Yah. Health Insurance. Gotta have it. Starting in 2014.
Nobody is upset about the provisions in my last post. All those changes most people agree are good. The kicker in the Affordable Care Act (Obamacare) is the individual mandate. Even Mr. Obama himself wasn’t real big on it at first. But here’s the thing. Congress made a rule a long time ago that hospitals have to take all comers. You go to an ER, you get treated, period. But no provision was ever suggested for how hospitals were supposed to pay for all this. So we (doctors, nurses, administrators) suck up the cost, OR….. you pay, in a different way. Taxes. Insurance premiums. Fees. The money has to come from somewhere. Mr. Nather says that about 8% of what insured people pay for insurance is really going to cover those uninsured folks. You’re paying, no doubt.
It may be more fair to make everyone pay at least something in right? OK but some people, whether through their own fault, fate, accident, or whatever, can’t pay. Period. The government is not trying to punish those folks. Here’s who doesn’t have to get health insurance:
If you will be spending more than 8 percent of your income on premiums, you don’t pay
If you are only uninsured for 3 months or less, you don’t pay
If you earn too little to pay taxes, you don’t pay
If you are a member of a Native American tribe, you don’t pay
Now, if you don’t make a whole lot, but you make enough to pay taxes, you do pay, but the government helps. Here’s the rule: if you make more than $43,320 individually or $88,200 for a family of four you have to have insurance but, and this is a big but and might be a pain in the butt as well: you can apply for a tax credit to help pay premiums, and subsidy to help pay out of pocket costs. Sorry medicare and medicaid people. These subsidies do not apply to you. The impending paperwork on this boggles the mind.

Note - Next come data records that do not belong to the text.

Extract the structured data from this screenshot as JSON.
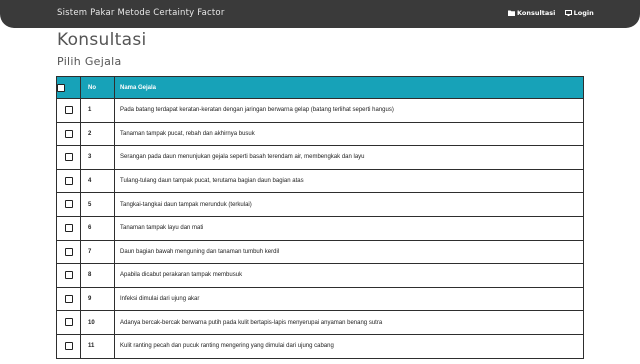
{
  "navbar": {
    "brand": "Sistem Pakar Metode Certainty Factor",
    "links": [
      {
        "label": "Konsultasi",
        "icon": "folder-icon"
      },
      {
        "label": "Login",
        "icon": "monitor-icon"
      }
    ]
  },
  "page": {
    "title": "Konsultasi",
    "subtitle": "Pilih Gejala"
  },
  "table": {
    "header_color": "#17a2b8",
    "columns": [
      "",
      "No",
      "Nama Gejala"
    ],
    "rows": [
      {
        "no": "1",
        "name": "Pada batang terdapat keratan-keratan dengan jaringan berwarna gelap (batang terlihat seperti hangus)"
      },
      {
        "no": "2",
        "name": "Tanaman tampak pucat, rebah dan akhirnya busuk"
      },
      {
        "no": "3",
        "name": "Serangan pada daun menunjukan gejala seperti basah terendam air, membengkak dan layu"
      },
      {
        "no": "4",
        "name": "Tulang-tulang daun tampak pucat, terutama bagian daun bagian atas"
      },
      {
        "no": "5",
        "name": "Tangkai-tangkai daun tampak merunduk (terkulai)"
      },
      {
        "no": "6",
        "name": "Tanaman tampak layu dan mati"
      },
      {
        "no": "7",
        "name": "Daun bagian bawah menguning dan tanaman tumbuh kerdil"
      },
      {
        "no": "8",
        "name": "Apabila dicabut perakaran tampak membusuk"
      },
      {
        "no": "9",
        "name": "Infeksi dimulai dari ujung akar"
      },
      {
        "no": "10",
        "name": "Adanya bercak-bercak berwarna putih pada kulit bertapis-lapis menyerupai anyaman benang sutra"
      },
      {
        "no": "11",
        "name": "Kulit ranting pecah dan pucuk ranting mengering yang dimulai dari ujung cabang"
      }
    ]
  }
}
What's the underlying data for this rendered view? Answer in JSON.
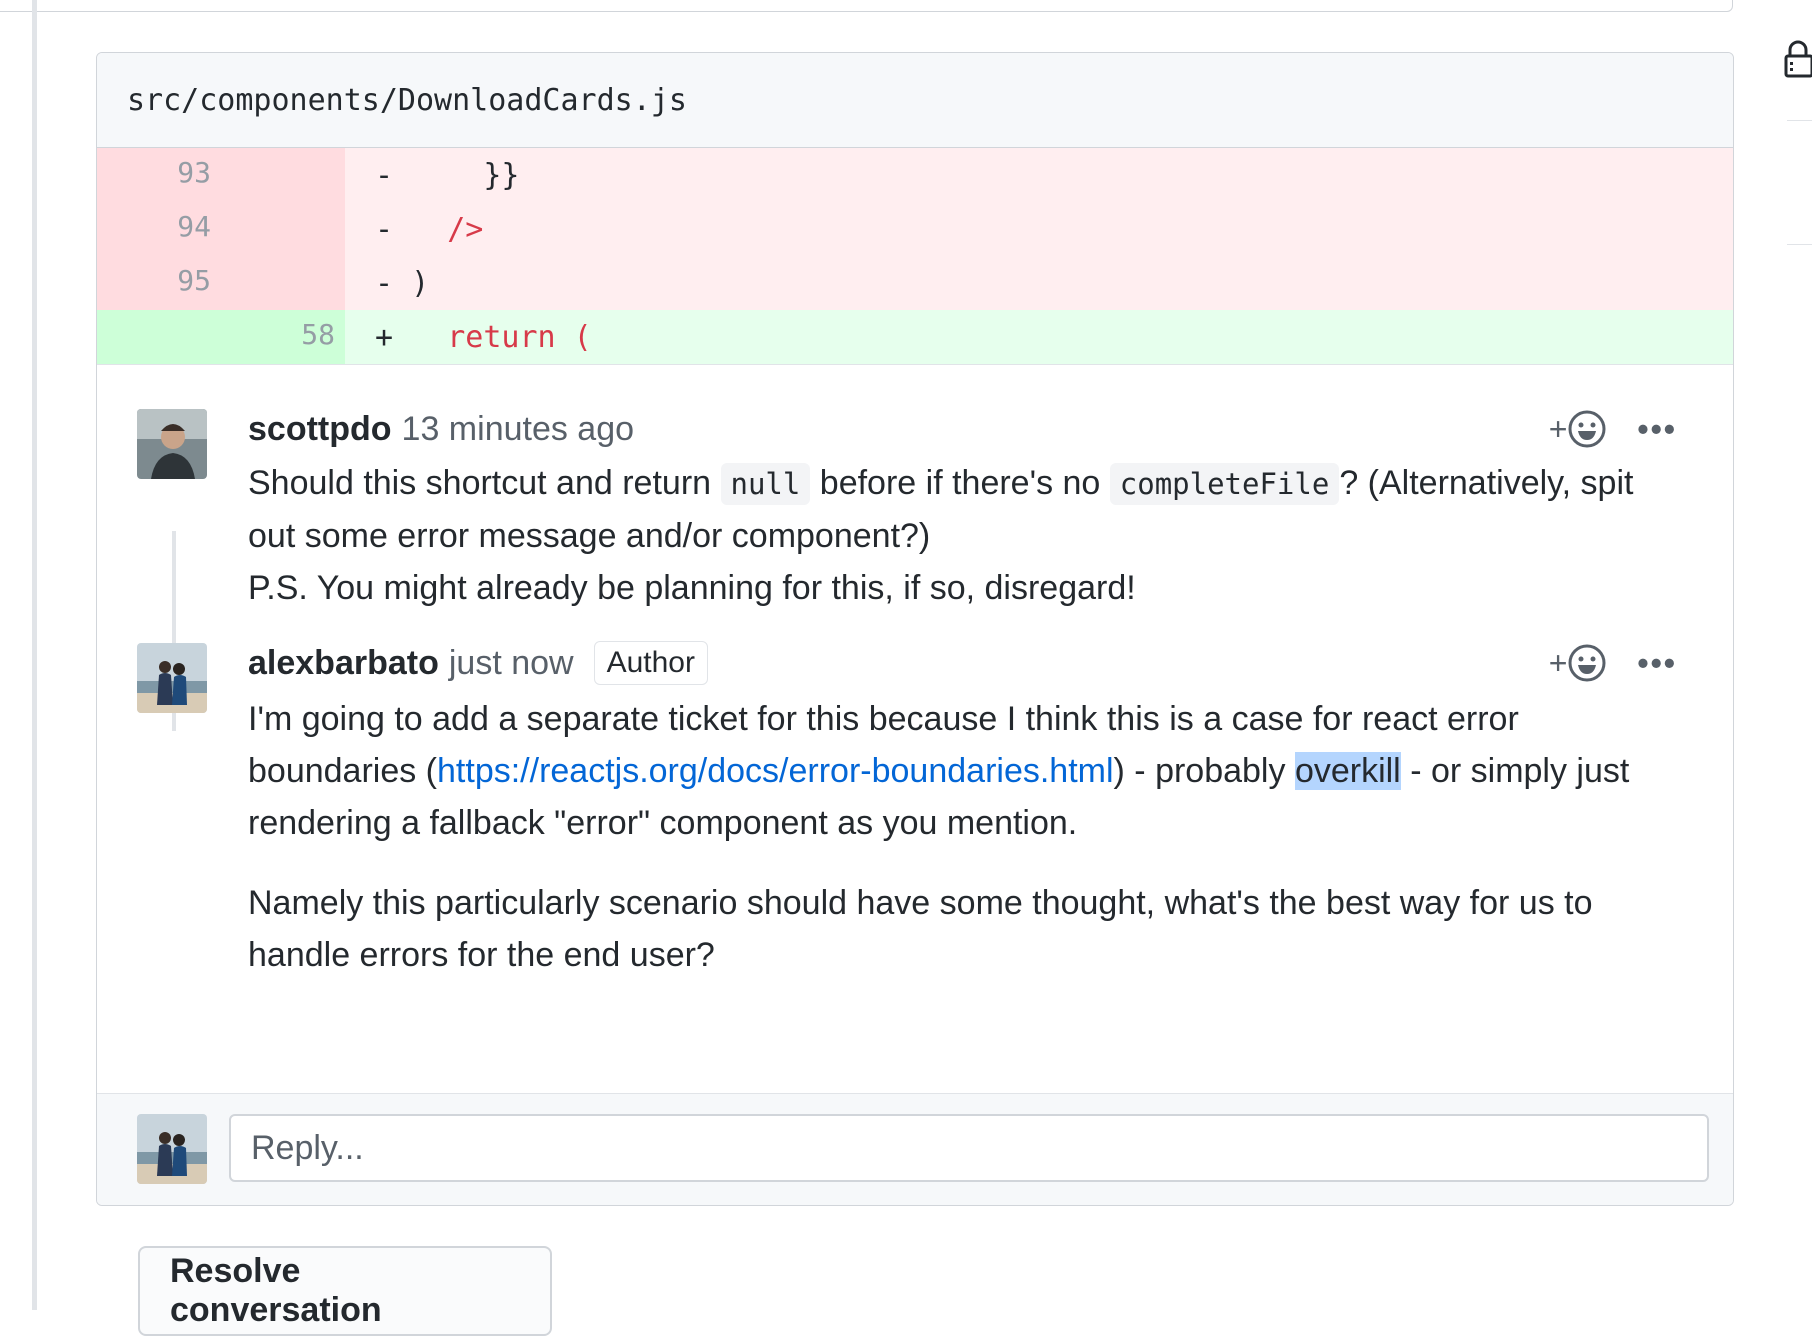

Here’s what you’ll have to do:
Vitals: name, SS, proof of citizenship
Tax return to prove what you make
Department of Health and Human Services determines if you’re eligible
DHHS informs the Treasury Department, and the health insurance exchange in your state
Treasury Department pays your tax credit to the insurance company
The insurance company lowers your premiums